Made in 1974 as a student project on a practically non-existent budget, Dark
Star went on to garner a minor cult following as the years passed by.
Its distributors saw its potential, but didn't exactly know what to do with
it and so Dark Star disappeared upon its initial release. However,
with time it became one of the cult sci-fi items. Forget
"cult" favorites such as Blade Runner
or 2001: A Space Odyssey, the true litmus test of
the uber sci-fi geek is whether he or she owns Dark Star. (Another
mid-'Seventies sci-fi oddity for the uber-geek: A Boy
and His Dog.)
A skit on the pretentiousness of Kubrick's 2001, the movie's title
refers to the name of a spaceship whose crew of bored surfer dudes has been
destroying unstable planets for the past twenty years or so. Because of the
distances involved (as Carl Sagan once famously intoned "space is very
big") space travel would be a long-winded and tiresome process because
of the distances involved.
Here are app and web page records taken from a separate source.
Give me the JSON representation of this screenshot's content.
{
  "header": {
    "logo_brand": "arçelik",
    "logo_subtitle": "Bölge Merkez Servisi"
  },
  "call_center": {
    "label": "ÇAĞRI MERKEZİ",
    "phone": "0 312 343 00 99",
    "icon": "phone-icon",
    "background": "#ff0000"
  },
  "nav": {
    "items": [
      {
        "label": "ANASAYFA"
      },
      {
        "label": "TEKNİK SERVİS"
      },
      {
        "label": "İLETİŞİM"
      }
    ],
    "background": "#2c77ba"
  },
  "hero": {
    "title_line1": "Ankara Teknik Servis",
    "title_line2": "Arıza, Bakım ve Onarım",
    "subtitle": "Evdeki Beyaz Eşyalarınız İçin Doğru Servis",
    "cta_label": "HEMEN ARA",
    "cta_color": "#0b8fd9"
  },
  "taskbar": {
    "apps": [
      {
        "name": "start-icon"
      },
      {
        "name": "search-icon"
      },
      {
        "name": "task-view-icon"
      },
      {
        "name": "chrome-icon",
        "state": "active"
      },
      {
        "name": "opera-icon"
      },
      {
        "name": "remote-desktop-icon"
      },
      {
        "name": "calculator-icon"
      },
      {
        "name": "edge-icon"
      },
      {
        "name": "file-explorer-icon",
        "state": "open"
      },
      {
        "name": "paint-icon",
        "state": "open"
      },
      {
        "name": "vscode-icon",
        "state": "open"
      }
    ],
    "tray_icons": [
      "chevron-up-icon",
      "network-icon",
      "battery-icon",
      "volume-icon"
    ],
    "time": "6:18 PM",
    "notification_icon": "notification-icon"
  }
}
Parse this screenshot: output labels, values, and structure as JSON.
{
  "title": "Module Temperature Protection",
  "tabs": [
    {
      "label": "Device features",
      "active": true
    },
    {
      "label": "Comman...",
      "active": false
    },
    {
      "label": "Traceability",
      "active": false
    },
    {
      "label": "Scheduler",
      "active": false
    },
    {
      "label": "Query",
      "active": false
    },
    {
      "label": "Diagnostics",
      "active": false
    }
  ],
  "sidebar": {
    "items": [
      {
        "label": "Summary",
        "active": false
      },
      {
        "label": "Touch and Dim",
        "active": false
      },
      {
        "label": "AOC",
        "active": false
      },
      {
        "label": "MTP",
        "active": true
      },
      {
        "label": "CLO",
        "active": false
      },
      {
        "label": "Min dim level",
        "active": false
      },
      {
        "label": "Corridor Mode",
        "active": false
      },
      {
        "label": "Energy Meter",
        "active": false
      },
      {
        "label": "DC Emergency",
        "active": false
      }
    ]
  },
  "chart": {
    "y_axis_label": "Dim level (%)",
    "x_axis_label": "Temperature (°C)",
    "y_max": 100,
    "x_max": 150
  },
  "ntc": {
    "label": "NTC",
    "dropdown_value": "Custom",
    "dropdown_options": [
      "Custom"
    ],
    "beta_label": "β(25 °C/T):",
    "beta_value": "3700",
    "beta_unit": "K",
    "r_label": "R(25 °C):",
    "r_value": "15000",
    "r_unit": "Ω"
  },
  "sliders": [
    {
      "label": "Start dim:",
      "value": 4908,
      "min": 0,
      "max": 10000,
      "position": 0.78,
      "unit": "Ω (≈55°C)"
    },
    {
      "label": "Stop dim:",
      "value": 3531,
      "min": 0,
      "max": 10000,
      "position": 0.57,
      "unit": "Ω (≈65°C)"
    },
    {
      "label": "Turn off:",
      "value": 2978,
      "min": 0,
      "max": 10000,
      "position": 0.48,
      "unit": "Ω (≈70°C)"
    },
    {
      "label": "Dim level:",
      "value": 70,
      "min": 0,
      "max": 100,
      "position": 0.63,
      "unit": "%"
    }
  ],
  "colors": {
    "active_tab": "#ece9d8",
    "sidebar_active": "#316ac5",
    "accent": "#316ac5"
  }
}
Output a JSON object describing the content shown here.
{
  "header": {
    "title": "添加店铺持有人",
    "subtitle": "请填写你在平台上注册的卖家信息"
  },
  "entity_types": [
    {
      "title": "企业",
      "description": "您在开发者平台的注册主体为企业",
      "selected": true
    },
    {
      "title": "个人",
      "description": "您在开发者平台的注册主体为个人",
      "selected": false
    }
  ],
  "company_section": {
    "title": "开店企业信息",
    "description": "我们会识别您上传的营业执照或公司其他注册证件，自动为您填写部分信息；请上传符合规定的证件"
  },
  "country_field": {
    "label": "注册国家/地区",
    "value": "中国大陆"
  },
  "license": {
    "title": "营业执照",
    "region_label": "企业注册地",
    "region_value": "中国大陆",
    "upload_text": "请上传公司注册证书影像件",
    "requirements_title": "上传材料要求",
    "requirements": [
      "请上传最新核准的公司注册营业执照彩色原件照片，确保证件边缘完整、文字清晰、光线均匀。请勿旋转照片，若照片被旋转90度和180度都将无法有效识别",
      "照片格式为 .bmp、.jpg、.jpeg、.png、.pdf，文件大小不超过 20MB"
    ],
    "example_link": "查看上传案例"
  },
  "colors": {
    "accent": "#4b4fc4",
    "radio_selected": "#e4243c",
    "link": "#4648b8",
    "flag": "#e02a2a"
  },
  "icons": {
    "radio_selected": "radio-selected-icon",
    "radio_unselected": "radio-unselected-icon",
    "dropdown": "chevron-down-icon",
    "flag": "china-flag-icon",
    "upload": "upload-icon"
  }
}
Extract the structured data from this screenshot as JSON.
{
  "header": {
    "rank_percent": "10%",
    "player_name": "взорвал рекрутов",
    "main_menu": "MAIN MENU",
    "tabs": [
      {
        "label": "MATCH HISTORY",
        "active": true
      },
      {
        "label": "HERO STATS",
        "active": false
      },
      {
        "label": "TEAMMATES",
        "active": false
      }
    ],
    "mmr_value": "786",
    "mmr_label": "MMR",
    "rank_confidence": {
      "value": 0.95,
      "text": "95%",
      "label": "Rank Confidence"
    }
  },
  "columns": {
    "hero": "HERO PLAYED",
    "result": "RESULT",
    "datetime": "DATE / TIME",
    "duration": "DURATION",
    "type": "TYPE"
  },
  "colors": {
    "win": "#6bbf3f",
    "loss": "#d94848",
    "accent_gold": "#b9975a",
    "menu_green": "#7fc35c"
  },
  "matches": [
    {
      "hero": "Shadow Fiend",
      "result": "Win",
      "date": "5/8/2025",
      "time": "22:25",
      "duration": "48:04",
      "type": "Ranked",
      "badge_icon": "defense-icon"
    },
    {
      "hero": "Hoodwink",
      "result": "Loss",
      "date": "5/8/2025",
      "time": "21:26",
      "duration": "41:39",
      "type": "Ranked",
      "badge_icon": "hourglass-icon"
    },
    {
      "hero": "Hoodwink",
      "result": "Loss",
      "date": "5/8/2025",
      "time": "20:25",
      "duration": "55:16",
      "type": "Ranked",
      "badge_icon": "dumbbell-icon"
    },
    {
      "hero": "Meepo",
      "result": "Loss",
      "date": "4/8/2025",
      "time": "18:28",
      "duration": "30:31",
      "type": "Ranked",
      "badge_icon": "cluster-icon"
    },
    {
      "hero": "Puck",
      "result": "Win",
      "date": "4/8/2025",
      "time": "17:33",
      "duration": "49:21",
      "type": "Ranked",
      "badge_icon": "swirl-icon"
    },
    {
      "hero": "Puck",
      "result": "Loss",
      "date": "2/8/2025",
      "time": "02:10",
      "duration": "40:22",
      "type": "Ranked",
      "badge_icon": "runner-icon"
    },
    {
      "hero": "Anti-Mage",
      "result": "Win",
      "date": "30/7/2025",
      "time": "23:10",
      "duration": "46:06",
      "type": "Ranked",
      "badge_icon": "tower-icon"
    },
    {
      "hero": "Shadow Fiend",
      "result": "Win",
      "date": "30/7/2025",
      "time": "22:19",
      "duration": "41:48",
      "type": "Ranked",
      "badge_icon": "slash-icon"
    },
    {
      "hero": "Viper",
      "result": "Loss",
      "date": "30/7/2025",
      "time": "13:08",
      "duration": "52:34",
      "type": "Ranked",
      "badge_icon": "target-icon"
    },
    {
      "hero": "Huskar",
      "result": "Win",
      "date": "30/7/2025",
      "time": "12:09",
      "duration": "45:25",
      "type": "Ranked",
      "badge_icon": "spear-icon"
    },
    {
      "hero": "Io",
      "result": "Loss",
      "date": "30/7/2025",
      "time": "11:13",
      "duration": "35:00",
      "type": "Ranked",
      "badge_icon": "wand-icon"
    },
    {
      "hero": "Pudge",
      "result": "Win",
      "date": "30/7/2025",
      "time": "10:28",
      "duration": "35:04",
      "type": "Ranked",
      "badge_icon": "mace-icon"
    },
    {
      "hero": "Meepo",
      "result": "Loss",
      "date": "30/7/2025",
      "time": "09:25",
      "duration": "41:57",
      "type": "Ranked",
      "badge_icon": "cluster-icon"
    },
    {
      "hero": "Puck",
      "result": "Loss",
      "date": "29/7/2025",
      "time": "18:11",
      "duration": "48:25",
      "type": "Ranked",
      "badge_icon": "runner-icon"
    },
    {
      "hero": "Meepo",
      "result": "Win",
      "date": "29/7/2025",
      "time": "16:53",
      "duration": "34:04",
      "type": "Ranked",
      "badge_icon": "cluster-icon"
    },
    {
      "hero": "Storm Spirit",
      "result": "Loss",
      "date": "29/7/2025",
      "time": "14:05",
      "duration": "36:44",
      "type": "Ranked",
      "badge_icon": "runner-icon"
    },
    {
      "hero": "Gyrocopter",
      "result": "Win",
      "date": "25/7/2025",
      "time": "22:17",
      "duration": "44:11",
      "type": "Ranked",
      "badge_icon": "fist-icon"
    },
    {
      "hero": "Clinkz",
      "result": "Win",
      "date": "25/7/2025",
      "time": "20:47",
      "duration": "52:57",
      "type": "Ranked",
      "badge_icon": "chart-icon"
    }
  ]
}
Forget about zipping around the galaxy like in Star
Trek - in reality space travel would be a tedious and boring prospect. Dark
Star is one of the few movies to brilliantly illustrate this. The film
is comic in tone instead of trying to be laugh-out loud funny. Only one
sequence involving an unlikely alien mascot had me laughing out aloud.
The two major creative forces behind the movie went on to bigger things.
Director John Carpenter went on to produce a huge hit with Halloween.
He also made cult favorites such as Escape from
New York, The Thing, Starman
and They Live as well as dreck such as Ghosts
of Mars, a dismal remake of Village of the
Damned and Memoirs of an Invisible Man.
Screenwriter Dan O'Bannon recycled elements from Dark Star for his
script for the seminal Alien (1979) movie,
before writing the likes of Total Recall and Screamers.
Made for very very cheap, the film's special effects sequences may
have been very inventive for its time, but today Dark Star's aching
cheapness is very apparent. It's a bad movie at heart, sure, but it is also
very funny and clever. However, whether today's clean cut Hitler youth
weaned on slick entertainment such as The Matrix
and its ilk will appreciate the 'Seventies college humor is seriously
I first saw Dark Star back in the days when the VHS and Betamax
video formats were battling it out (I just gave away my age there, didn't
I?). Back then I had to view the movie at a friend's who had Betamax since I
couldn't find a copy of it on VHS. Since then I couldn't find a copy of it
anywhere in South Africa (where I live) and only recently got some relatives
who visit the UK regularly to buy me a copy. Somehow I just doubt that your
local Blockbusters would stock this one.
THE DISC: To be honest there is really no point to viewing or owning Dark
Star on DVD. By this I am not saying that it is a bad movie or anything,
but that it isn't particularly suited to the medium as such. The movie,
never quite featuring spiffy production values, has poor sound. At times
ambient noise drowned out the dialogue and I had a tough time making out
some dialogue. Also, the print used is very poor. It is quite scratched and
there is a lot of visual "noise."
Let's be honest: you might as
well buy the movie on VHS (heh-heh) and save yourself a lot of money because
of this. The only additional features are a misleading trailer (no wonder no
one bothered watching it upon its first release!) and some skimpy production
notes on Carpenter and O'Bannon. (Strangely enough this is a letterboxed
version while the film was originally full-screen. Go figure.)
WORTH IT? Not really.
RECOMMENDATION: Dark Star doesn't look or sound
particularly good on DVD. While I suppose that this was the best that could
be done under the circumstances (for a student movie shot on 16mm over 25
years ago) one might as well buy the cheaper VHS tape. But this "Waiting
for Godot in space" as its director aptly dubbed it, is essential
viewing for the true sci-fi geek . . .